E=mc² and the Sun
June 3, 2007
Roscoe, N.Y.
In response to last Thursday's blog entry I received an email from someone who contended that the Sun couldn't have been producing energy for more than 10,000 years.
Deriving the relationship between the sun's mass and its potential energy production is simple and fun because you get to use the most famous equation in physics.
According to the Wikipedia entry on the Sun, the Sun generates 1,370 watts of power per square meter of surface area at the earth's distance from the Sun.
The distance between the Sun and the earth is approximately 1.5 × 10^{11} meters. If you consider this distance as the radius (r) of a sphere, the surface of the sphere is 4πr^{2} or about 2.8 × 10^{23} square meters. That means the total radiated power of the Sun is 1,370 times that or about 3.9 × 10^{26} watts.
The watt is a unit of power equivalent to one joule of energy per second. (A joule is the energy expended by a force of one newton over one meter. A newton is the force required to accelerate a mass of one kilogram by one meter per second squared. The units of the newton are kilograms meters per second squared, and the units of the joule are kilograms meters squared per second squared.) Every second the sun produces energy of 3.9 × 10^{26} joules.

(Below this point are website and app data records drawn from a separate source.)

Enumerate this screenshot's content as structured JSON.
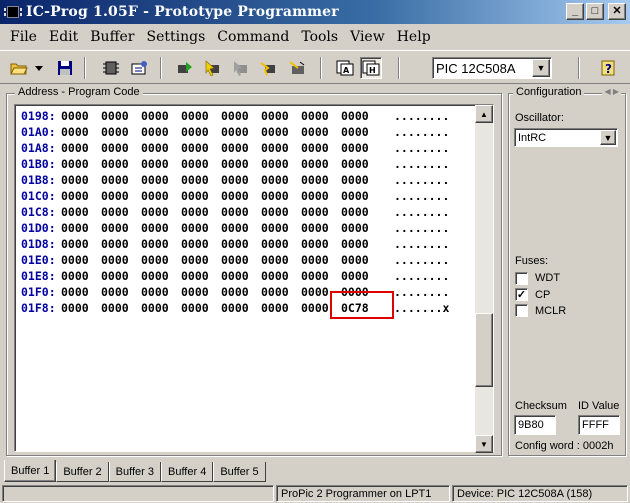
{
  "window": {
    "title": "IC-Prog 1.05F - Prototype Programmer",
    "minimize": "_",
    "maximize": "□",
    "close": "✕"
  },
  "menu": [
    "File",
    "Edit",
    "Buffer",
    "Settings",
    "Command",
    "Tools",
    "View",
    "Help"
  ],
  "toolbar": {
    "device": "PIC 12C508A",
    "icons": [
      "open-file-icon",
      "dropdown-arrow-icon",
      "save-icon",
      "chip-read-icon",
      "chip-config-icon",
      "read-device-icon",
      "program-device-icon",
      "erase-device-icon",
      "verify-device-icon",
      "blank-check-icon",
      "assembler-view-icon",
      "hex-view-icon",
      "help-icon"
    ]
  },
  "program_code": {
    "label": "Address - Program Code",
    "rows": [
      {
        "addr": "0198:",
        "words": [
          "0000",
          "0000",
          "0000",
          "0000",
          "0000",
          "0000",
          "0000",
          "0000"
        ],
        "ascii": "........"
      },
      {
        "addr": "01A0:",
        "words": [
          "0000",
          "0000",
          "0000",
          "0000",
          "0000",
          "0000",
          "0000",
          "0000"
        ],
        "ascii": "........"
      },
      {
        "addr": "01A8:",
        "words": [
          "0000",
          "0000",
          "0000",
          "0000",
          "0000",
          "0000",
          "0000",
          "0000"
        ],
        "ascii": "........"
      },
      {
        "addr": "01B0:",
        "words": [
          "0000",
          "0000",
          "0000",
          "0000",
          "0000",
          "0000",
          "0000",
          "0000"
        ],
        "ascii": "........"
      },
      {
        "addr": "01B8:",
        "words": [
          "0000",
          "0000",
          "0000",
          "0000",
          "0000",
          "0000",
          "0000",
          "0000"
        ],
        "ascii": "........"
      },
      {
        "addr": "01C0:",
        "words": [
          "0000",
          "0000",
          "0000",
          "0000",
          "0000",
          "0000",
          "0000",
          "0000"
        ],
        "ascii": "........"
      },
      {
        "addr": "01C8:",
        "words": [
          "0000",
          "0000",
          "0000",
          "0000",
          "0000",
          "0000",
          "0000",
          "0000"
        ],
        "ascii": "........"
      },
      {
        "addr": "01D0:",
        "words": [
          "0000",
          "0000",
          "0000",
          "0000",
          "0000",
          "0000",
          "0000",
          "0000"
        ],
        "ascii": "........"
      },
      {
        "addr": "01D8:",
        "words": [
          "0000",
          "0000",
          "0000",
          "0000",
          "0000",
          "0000",
          "0000",
          "0000"
        ],
        "ascii": "........"
      },
      {
        "addr": "01E0:",
        "words": [
          "0000",
          "0000",
          "0000",
          "0000",
          "0000",
          "0000",
          "0000",
          "0000"
        ],
        "ascii": "........"
      },
      {
        "addr": "01E8:",
        "words": [
          "0000",
          "0000",
          "0000",
          "0000",
          "0000",
          "0000",
          "0000",
          "0000"
        ],
        "ascii": "........"
      },
      {
        "addr": "01F0:",
        "words": [
          "0000",
          "0000",
          "0000",
          "0000",
          "0000",
          "0000",
          "0000",
          "0000"
        ],
        "ascii": "........"
      },
      {
        "addr": "01F8:",
        "words": [
          "0000",
          "0000",
          "0000",
          "0000",
          "0000",
          "0000",
          "0000",
          "0C78"
        ],
        "ascii": ".......x"
      }
    ],
    "highlight_color": "#e00000"
  },
  "configuration": {
    "label": "Configuration",
    "oscillator_label": "Oscillator:",
    "oscillator_value": "IntRC",
    "fuses_label": "Fuses:",
    "fuses": [
      {
        "name": "WDT",
        "checked": false
      },
      {
        "name": "CP",
        "checked": true
      },
      {
        "name": "MCLR",
        "checked": false
      }
    ],
    "checksum_label": "Checksum",
    "checksum_value": "9B80",
    "id_label": "ID Value",
    "id_value": "FFFF",
    "config_word": "Config word : 0002h"
  },
  "tabs": [
    "Buffer 1",
    "Buffer 2",
    "Buffer 3",
    "Buffer 4",
    "Buffer 5"
  ],
  "active_tab": "Buffer 1",
  "status": {
    "programmer": "ProPic 2 Programmer on LPT1",
    "device": "Device: PIC 12C508A  (158)"
  }
}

The Sun produces energy through a nuclear reaction. Two atoms of hydrogen fuse to form a helium atom. The slight loss in mass is converted to energy. This relationship can be quantified by the famous formula:

E=mc^{2}
where E is energy, m is mass, and c is the speed of light. The speed of light is about 300,000,000 meters per second, and the speed of light squared is 9 × 10^{16} meters squared per second squared. Divide the Sun's energy production by this value and you get about 4.3 × 10^{9} kilograms per second. (This figure roughly agrees with the Wikipedia entry that says "4 million tonnes" or 4 trillion kilograms of the mass of the Sun are converted to energy every second.)
So, the Sun's mass is reduced by 4.3 × 10^{9} kilograms every second. That's 2.6 × 10^{11} kilograms per minute, 1.5 × 10^{13} kilograms per hour, 3.7 × 10^{14} kilograms per day, and 1.4 × 10^{17} kilograms every year.
The mass of the Sun is about 2 × 10^{30} kilograms, and a simple division by the rate of 1.4 × 10^{17} kilograms per year indicates that the Sun has enough mass to generate energy for 14,000,000,000,000 years. However, that figure assumes that all the mass of the Sun will be converted to energy, and that won't happen. The lifetime of the Sun in its main sequence is probably more like 10,000,000,000 years.
Over the past 10,000 years, the mass of the Sun has been reduced by about 0.00000007%.